Your instructions => Give back every line of the data, word for word.

···

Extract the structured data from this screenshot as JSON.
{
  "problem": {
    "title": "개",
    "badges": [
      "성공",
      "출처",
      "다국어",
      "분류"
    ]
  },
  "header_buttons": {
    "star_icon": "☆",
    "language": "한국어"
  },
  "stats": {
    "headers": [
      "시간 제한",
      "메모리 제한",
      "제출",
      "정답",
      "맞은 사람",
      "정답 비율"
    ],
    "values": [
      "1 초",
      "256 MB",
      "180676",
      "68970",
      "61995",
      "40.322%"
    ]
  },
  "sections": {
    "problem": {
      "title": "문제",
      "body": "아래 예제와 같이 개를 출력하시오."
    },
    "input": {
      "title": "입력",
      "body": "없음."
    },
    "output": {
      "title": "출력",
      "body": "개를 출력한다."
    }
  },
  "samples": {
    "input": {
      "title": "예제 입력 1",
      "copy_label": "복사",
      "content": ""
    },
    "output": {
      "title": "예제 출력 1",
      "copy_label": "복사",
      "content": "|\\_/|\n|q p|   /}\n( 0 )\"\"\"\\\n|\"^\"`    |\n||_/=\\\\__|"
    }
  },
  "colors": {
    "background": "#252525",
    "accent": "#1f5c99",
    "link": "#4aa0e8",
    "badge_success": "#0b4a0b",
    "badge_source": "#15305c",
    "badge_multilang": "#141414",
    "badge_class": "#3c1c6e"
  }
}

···

Solution for this exercise =>
Extract the structured data from this screenshot as JSON.
{
  "problem": {
    "title": "개",
    "badges": [
      "성공",
      "출처",
      "다국어",
      "분류"
    ]
  },
  "header_buttons": {
    "star_icon": "☆",
    "language": "한국어"
  },
  "stats": {
    "headers": [
      "시간 제한",
      "메모리 제한",
      "제출",
      "정답",
      "맞은 사람",
      "정답 비율"
    ],
    "values": [
      "1 초",
      "256 MB",
      "180676",
      "68970",
      "61995",
      "40.322%"
    ]
  },
  "sections": {
    "problem": {
      "title": "문제",
      "body": "아래 예제와 같이 개를 출력하시오."
    },
    "input": {
      "title": "입력",
      "body": "없음."
    },
    "output": {
      "title": "출력",
      "body": "개를 출력한다."
    }
  },
  "samples": {
    "input": {
      "title": "예제 입력 1",
      "copy_label": "복사",
      "content": ""
    },
    "output": {
      "title": "예제 출력 1",
      "copy_label": "복사",
      "content": "|\\_/|\n|q p|   /}\n( 0 )\"\"\"\\\n|\"^\"`    |\n||_/=\\\\__|"
    }
  },
  "colors": {
    "background": "#252525",
    "accent": "#1f5c99",
    "link": "#4aa0e8",
    "badge_success": "#0b4a0b",
    "badge_source": "#15305c",
    "badge_multilang": "#141414",
    "badge_class": "#3c1c6e"
  }
}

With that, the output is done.